UK auto executives believe cars will be predominantly sold online by 2030, with electric vehicles (EVs) accounting for between 70-100% of new vehicle sales in Western Europe.
Data from KPMG’s Automotive Executive Survey found that 59% of 1,118 executives surveyed believe online sales will become the norm by the end of the decade, with figures rising to 78 % when talking to bosses globally.
The majority of executives are also quite positive about the growth of the industry, with 53% feeling confident.
Although more than 50 percent of respondents feel very concerned about supply shortages, the survey results revealed widespread optimism within the industry.
“It’s encouraging to see such widespread optimism about the auto industry’s growth prospects, but seldom automakers have faced such a range of technological and business changes since the dawn of the auto industry ago. 130 years,” said the global head of KMPG. automobile Gary Silberg.
“There are pressing questions leaders need to answer right now, including have they learned recent lessons to build more resilient supply chains and address labor shortages.”
About three-quarters expect automakers to bypass dealerships, selling around 40% of new vehicles directly to consumers, while 77% expect electric vehicles to be widespread by 2030, even without government subsidies.
“While supply chain and other cost challenges continue to be a concern, the global automotive industry remains optimistic, in large part due to the innovation delivered today and in the years to come. “, said KMPG’s automotive manager, Richard Peberdy.

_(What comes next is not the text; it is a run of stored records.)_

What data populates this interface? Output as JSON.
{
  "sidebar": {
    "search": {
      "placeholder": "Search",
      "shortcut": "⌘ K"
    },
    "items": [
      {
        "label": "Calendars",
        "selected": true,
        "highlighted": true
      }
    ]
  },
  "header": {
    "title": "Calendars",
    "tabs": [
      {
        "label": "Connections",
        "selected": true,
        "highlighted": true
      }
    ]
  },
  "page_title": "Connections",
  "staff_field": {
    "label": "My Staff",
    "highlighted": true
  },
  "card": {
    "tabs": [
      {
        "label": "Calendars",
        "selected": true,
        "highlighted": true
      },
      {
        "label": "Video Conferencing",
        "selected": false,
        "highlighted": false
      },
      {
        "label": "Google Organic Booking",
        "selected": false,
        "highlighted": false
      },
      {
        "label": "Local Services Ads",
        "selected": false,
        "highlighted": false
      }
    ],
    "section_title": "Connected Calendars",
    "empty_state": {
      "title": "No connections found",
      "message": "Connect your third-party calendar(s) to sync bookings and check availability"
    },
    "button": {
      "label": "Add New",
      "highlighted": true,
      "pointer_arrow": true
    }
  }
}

“Industry leaders are excited about the prospects for electric vehicles, but are clear that charging infrastructure needs to keep pace.”